George Eastman, who founded Eastman Kodak, was a complex character. He lived 4 blocks from the garden he loved in Rochester, New York, where he eventually built a mansion. Workers were grooming its lawns and plants the day Ruth and I visited. They were soon to be welcoming both spring and Julia Roberts, who, like Meryl Streep, would be arriving to receive the George Eastman Award for her contribution to the motion picture industry that Eastman partially founded. Eastman’s mansion is now toward the back of this property. Near its main entrance is a history of photography gallery and changing exhibits of the more than 400,000 photographs in this facility’s collection. Just before we entered Eastman’s dining room we passed the 500-seat Dryden Theatre, which specializes in showing classic films.
George Eastman was both eccentric and lucky. George quit school a the age of 13 and went to work for an insurance company. In 1880 he founded the Eastman Dryplate Company that revolutionized photography. He invented the word Kodak 8 years later. The 1st Kodak camera sold for $25 and was loaded with film that would allow 100 exposures before being returned to the factory for developing, printing, and the insertion of another roll of film for $10. Eastman’s easy-to-use, handheld, portable camera was as successful as the iPhone. Eastman, who believed that the wealthy should give away their fortunes before dying, gave away a lot of his money. Over time, for example, he donated $100 million to educational and arts institutions. He was a chain smoker who biked, hunted big game, and traveled. Although linked to many women, he never married. He slept only 4 hours each night and consistently had 25 guests to dinner every Wednesday evening. Detail-oriented, he installed a phone in every room of his house, but half of that house was devoted to entertainment. He knew and worked with Thomas Edison, developed the film that launched the movie industry, entertained in his solarium where he hung out every morning under a stuffed elephant’s head and surrounded by expensive art. He was generous to 2 schools, MIT and Tuskegee, founded the Eastman School of Music and WHAM radio, provided dentistry scholarships for women, and started the organization that eventually became United Way. I learned some of these details from our dynamic tour guide Marilyn, another devoted biker. While it became a pioneer of digital photography, the Kodak company made its money from film processing, so it went the way of Blockbuster, which rented movies instead of making them.

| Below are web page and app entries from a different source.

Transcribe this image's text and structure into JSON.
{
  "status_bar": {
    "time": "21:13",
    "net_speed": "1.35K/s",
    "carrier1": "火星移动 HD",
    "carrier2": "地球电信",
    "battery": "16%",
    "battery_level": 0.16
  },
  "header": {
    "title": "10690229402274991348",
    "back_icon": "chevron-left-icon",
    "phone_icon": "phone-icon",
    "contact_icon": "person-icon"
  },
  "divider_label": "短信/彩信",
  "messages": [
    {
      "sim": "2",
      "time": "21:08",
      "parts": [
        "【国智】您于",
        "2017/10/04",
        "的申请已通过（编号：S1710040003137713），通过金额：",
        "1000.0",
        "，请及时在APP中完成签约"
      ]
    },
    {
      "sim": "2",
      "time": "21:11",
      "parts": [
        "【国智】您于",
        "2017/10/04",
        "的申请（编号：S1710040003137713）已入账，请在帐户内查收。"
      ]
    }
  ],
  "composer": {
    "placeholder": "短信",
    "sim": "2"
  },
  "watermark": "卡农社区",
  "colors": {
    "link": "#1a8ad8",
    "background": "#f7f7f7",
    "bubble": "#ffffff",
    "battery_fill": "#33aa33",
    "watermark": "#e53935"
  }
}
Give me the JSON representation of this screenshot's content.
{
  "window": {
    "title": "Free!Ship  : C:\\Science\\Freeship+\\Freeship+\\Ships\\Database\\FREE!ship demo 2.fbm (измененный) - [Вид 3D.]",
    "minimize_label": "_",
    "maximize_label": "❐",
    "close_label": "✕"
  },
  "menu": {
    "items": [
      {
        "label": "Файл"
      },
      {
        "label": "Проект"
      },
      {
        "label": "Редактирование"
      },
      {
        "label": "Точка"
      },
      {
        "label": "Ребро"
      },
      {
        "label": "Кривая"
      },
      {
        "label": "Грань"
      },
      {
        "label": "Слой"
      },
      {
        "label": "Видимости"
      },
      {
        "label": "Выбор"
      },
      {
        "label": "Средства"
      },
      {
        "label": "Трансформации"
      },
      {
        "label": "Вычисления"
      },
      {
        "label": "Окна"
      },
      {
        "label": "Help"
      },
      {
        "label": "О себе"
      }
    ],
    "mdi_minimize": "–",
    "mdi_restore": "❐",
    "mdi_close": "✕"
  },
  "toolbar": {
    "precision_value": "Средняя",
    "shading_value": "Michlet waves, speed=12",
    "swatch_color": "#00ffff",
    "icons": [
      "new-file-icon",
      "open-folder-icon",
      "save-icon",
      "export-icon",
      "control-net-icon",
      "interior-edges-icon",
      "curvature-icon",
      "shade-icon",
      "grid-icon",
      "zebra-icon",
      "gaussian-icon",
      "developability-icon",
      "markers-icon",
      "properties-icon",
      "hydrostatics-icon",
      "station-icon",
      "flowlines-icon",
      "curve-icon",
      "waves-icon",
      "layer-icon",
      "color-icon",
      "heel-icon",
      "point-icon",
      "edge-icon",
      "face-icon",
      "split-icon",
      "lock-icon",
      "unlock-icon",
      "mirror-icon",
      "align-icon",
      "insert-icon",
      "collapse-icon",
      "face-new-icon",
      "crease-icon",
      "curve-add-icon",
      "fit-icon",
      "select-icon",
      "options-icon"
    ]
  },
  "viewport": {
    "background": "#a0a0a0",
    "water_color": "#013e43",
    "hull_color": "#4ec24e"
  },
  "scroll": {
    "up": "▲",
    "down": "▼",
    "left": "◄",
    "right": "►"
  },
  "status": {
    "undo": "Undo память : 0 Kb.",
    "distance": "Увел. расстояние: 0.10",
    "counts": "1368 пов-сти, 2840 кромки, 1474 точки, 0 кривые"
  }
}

Eastman’s mother Maria was also a bit eccentric. She lived long enough to spend 2 years in her son’s mansion but could not adapt to it or life as the mother of a wildly rich man.

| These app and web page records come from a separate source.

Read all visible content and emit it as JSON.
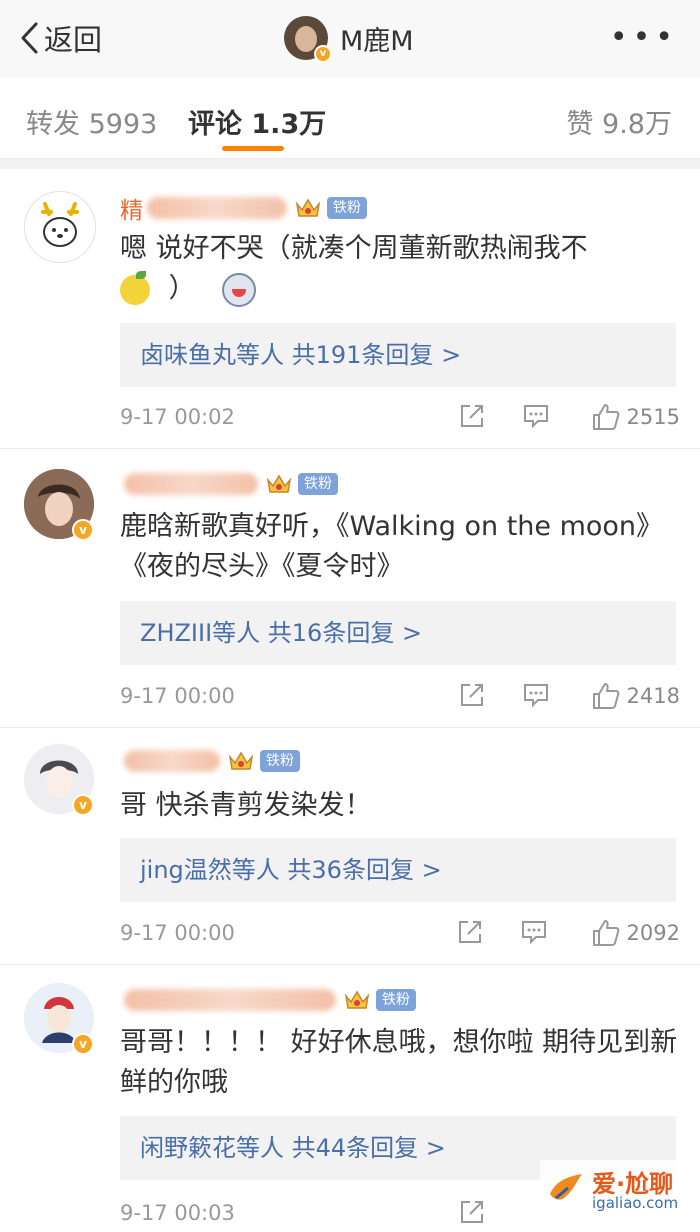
{
  "header": {
    "back_label": "返回",
    "title": "M鹿M",
    "more": "•••"
  },
  "tabs": [
    {
      "label": "转发 5993",
      "active": false
    },
    {
      "label": "评论 1.3万",
      "active": true
    },
    {
      "label": "赞 9.8万",
      "active": false
    }
  ],
  "comments": [
    {
      "username": "精",
      "badge": "铁粉",
      "text_line1": "嗯 说好不哭（就凑个周董新歌热闹我不",
      "text_line2": "）",
      "reply": "卤味鱼丸等人  共191条回复 >",
      "date": "9-17 00:02",
      "likes": "2515"
    },
    {
      "username": "",
      "badge": "铁粉",
      "text": "鹿晗新歌真好听，《Walking on the moon》《夜的尽头》《夏令时》",
      "reply": "ZHZIII等人  共16条回复 >",
      "date": "9-17 00:00",
      "likes": "2418"
    },
    {
      "username": "",
      "badge": "铁粉",
      "text": "哥 快杀青剪发染发！",
      "reply": "jing温然等人  共36条回复 >",
      "date": "9-17 00:00",
      "likes": "2092"
    },
    {
      "username": "",
      "badge": "铁粉",
      "text": "哥哥！！！！ 好好休息哦，想你啦 期待见到新鲜的你哦",
      "reply": "闲野簌花等人  共44条回复 >",
      "date": "9-17 00:03",
      "likes": ""
    }
  ],
  "watermark": {
    "title": "爱·尬聊",
    "url": "igaliao.com"
  },
  "colors": {
    "accent": "#ff8200",
    "username": "#e86a2a",
    "link": "#4a6ea8",
    "verified": "#f5a623"
  }
}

The Dryden Theatre, which is definitely for cinephiles, celebrated its 68th birthday recently by showing a restored Joan Crawford movie that had not been seen for 90 years. It has collected and regularly shows its more than 20,000 films near the oldest photography museum in the world.

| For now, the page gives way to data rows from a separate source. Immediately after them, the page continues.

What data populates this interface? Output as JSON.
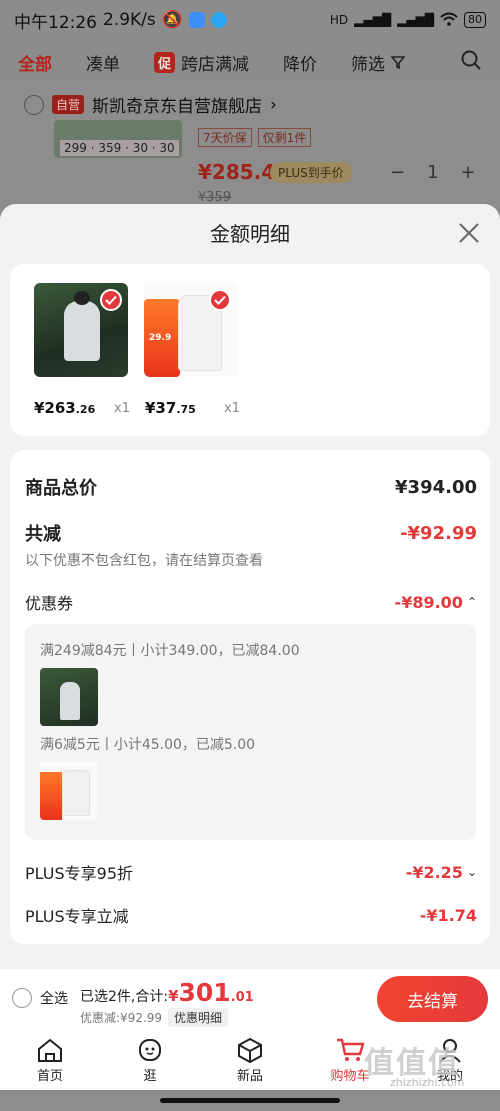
{
  "status": {
    "time": "中午12:26",
    "speed": "2.9K/s",
    "battery": "80",
    "network": "HD"
  },
  "tabs": [
    {
      "label": "全部",
      "active": true
    },
    {
      "label": "凑单"
    },
    {
      "label": "跨店满减",
      "chip": "促"
    },
    {
      "label": "降价"
    },
    {
      "label": "筛选"
    }
  ],
  "background": {
    "shop_tag": "自营",
    "shop_name": "斯凯奇京东自营旗舰店",
    "thumb_price": "299 · 359 · 30 · 30",
    "tags": [
      "7天价保",
      "仅剩1件"
    ],
    "price": "¥285.41",
    "plus_label": "PLUS到手价",
    "qty": "1",
    "old_price": "¥359"
  },
  "sheet": {
    "title": "金额明细",
    "products": [
      {
        "price_main": "¥263",
        "price_dec": ".26",
        "qty": "x1"
      },
      {
        "price_main": "¥37",
        "price_dec": ".75",
        "qty": "x1"
      }
    ],
    "product2_promo": "29.9",
    "total_label": "商品总价",
    "total_value": "¥394.00",
    "reduce_label": "共减",
    "reduce_value": "-¥92.99",
    "reduce_note": "以下优惠不包含红包，请在结算页查看",
    "coupon_label": "优惠券",
    "coupon_value": "-¥89.00",
    "coupon_lines": [
      "满249减84元丨小计349.00，已减84.00",
      "满6减5元丨小计45.00，已减5.00"
    ],
    "plus95_label": "PLUS专享95折",
    "plus95_value": "-¥2.25",
    "plus_reduce_label": "PLUS专享立减",
    "plus_reduce_value": "-¥1.74"
  },
  "bottom": {
    "select_all": "全选",
    "selected_text": "已选2件,合计:",
    "total_symbol": "¥",
    "total_main": "301",
    "total_dec": ".01",
    "discount_text": "优惠减:¥92.99",
    "detail_button": "优惠明细",
    "checkout_button": "去结算"
  },
  "nav": [
    {
      "label": "首页",
      "icon": "home-icon"
    },
    {
      "label": "逛",
      "icon": "face-icon"
    },
    {
      "label": "新品",
      "icon": "cube-icon"
    },
    {
      "label": "购物车",
      "icon": "cart-icon",
      "active": true
    },
    {
      "label": "我的",
      "icon": "user-icon"
    }
  ],
  "watermark": {
    "main": "值值值",
    "sub": "zhizhizhi.com"
  },
  "colors": {
    "accent": "#e4393c",
    "sheet_bg": "#f2f2f2"
  }
}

For a very long time, Eastman’s invention became far more than a product name, like Kleenex and Jell-o. People were more likely to say, “Take my Kodak and hand me a Kleenex before I eat my Jell-o” instead of “Take my camera and hand me a tissue before I eat my gelatin”.